Babysitters may feel quite out of their depths with your child’s toileting needs. For nappies make sure everything they’ll need it at hand on the change station, what products they’ll need to use, and how to go about nappy disposal. If you have a child who is toilet training, remind your babysitter to remind your child if necessary, and let them know in advance what parts of the toileting process they’ll need to assist with.
If you’re hoping your babysitter will help you out with the housework when your kid(s) have gone down, you’re much better off to be transparent about this at the start of their first job with you than to come home and discover your (silent) expectations unmet. Explain you’re a busy household and that it’s your general policy for babysitters to contribute some of their down time (if they end up with any) to keeping things running, for example dishes, folding laundry, vacuuming etc. If they’re not comfortable with this they can let you know, and at least you’ve made your request known from the beginning, instead of changing their job description down the line.
Food and drink
Make it clear what, if any, snacks and treats are permissible for the kids while you’re gone, and when. Don’t forget to explain any allergies or intolerances your kids have. If you have a child requiring bottled milk or formula, give clear instructions for its preparation, including its temperature.
Don’t forget to feed your babysitter! Hopefully you’ve given this some forethought, and have food and drink they can help themselves to on hand.
Last but not least, especially in the mind of the babysitter, is settling up. Hopefully this is something else you have also given some forethought to, as it can be awkward when you don’t know the going rate! Ask around your friends and neighbours what they pay per hour, or if they have any set rates in place. Obviously it depends on the age and experience of the babysitter, and sometimes the needs of the kids. If in doubt, have an open discussion to ensure you’ve found a rate you’re in agreement with, and be generous. After all, if they prove to be a great babysitter they’ll be worth their weight in gold, and you’ll be calling on them time and time again.
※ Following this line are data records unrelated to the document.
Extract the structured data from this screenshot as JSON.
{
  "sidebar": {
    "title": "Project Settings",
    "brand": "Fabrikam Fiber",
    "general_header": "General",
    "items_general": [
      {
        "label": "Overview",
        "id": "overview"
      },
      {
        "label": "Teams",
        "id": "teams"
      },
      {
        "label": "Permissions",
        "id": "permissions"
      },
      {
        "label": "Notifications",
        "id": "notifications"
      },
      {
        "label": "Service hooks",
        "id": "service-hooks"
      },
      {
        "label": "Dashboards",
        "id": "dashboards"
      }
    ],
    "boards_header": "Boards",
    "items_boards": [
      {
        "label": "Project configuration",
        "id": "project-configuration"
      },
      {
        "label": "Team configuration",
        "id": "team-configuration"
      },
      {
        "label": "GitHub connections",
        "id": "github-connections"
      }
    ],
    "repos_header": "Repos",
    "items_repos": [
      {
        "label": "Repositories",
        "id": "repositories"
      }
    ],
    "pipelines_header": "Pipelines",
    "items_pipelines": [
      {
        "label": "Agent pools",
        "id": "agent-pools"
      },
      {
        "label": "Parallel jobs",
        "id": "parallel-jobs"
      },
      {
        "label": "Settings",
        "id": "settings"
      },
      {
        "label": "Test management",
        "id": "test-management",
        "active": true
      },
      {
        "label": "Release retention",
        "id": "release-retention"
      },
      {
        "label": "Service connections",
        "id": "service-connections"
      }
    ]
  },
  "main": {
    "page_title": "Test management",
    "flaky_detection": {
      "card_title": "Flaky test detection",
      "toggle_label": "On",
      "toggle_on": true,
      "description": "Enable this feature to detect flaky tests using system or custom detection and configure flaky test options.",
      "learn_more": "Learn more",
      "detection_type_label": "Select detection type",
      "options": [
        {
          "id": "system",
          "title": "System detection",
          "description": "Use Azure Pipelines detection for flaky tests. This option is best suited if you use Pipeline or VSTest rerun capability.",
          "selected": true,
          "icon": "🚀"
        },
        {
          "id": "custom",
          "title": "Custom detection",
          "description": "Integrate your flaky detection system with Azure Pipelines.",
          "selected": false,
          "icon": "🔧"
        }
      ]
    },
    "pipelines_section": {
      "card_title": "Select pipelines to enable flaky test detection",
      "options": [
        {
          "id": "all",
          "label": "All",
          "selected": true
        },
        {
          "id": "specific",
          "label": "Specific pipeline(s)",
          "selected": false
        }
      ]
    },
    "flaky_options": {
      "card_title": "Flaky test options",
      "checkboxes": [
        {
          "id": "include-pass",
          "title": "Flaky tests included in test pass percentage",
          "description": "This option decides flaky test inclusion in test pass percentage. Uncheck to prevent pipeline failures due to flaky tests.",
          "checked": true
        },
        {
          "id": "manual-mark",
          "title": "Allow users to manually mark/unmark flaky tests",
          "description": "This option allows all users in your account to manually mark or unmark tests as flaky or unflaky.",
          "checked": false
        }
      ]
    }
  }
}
The family home takes on a whole new meaning when three generations live together. As Pauline Harris, mother of four and grandmother to five, explains, sharing a house can work on many levels – when the right foundations are in place. As the cost …
While ‘busy’ is the new ‘fine’, Miriam McCaleb dispels the myth of multitasking, empowering us to do less and achieve more. Ours is a culture that celebrates busy-ness. Although there’s an increasing move toward recognising the value of slowing …
Number two has arrived. Oliver Driver takes an honest approach to surviving the hard and cherishing the great. Before I speak of how bone-shakingly, relationship-strainingly and sleep-deprivingly hard our life now feels with two kids, I want to say …
Ellie Gwilliam caught up with the Recordons, a family with a contagious passion for life and a home filled with faith, hope and happiness. James and Zara Recordon live in a charming little bungalow in Onehunga with their three children. While the …
Sibling rivalry is common and completely normal, but how do we stop it going too far? Dr Melanie Woodfield shares how calm consistency can be the key. Ah, the soundtrack of family life. At times, it’s easy listening and we quietly congratulate …
Why tri? why not! Put the "try" back in "triumph" and make a triathlon your fitness goal this summer. Physiotherapist John Forrest offers some advice on getting into this increasingly popular sport for the first time. As the days get warmer and …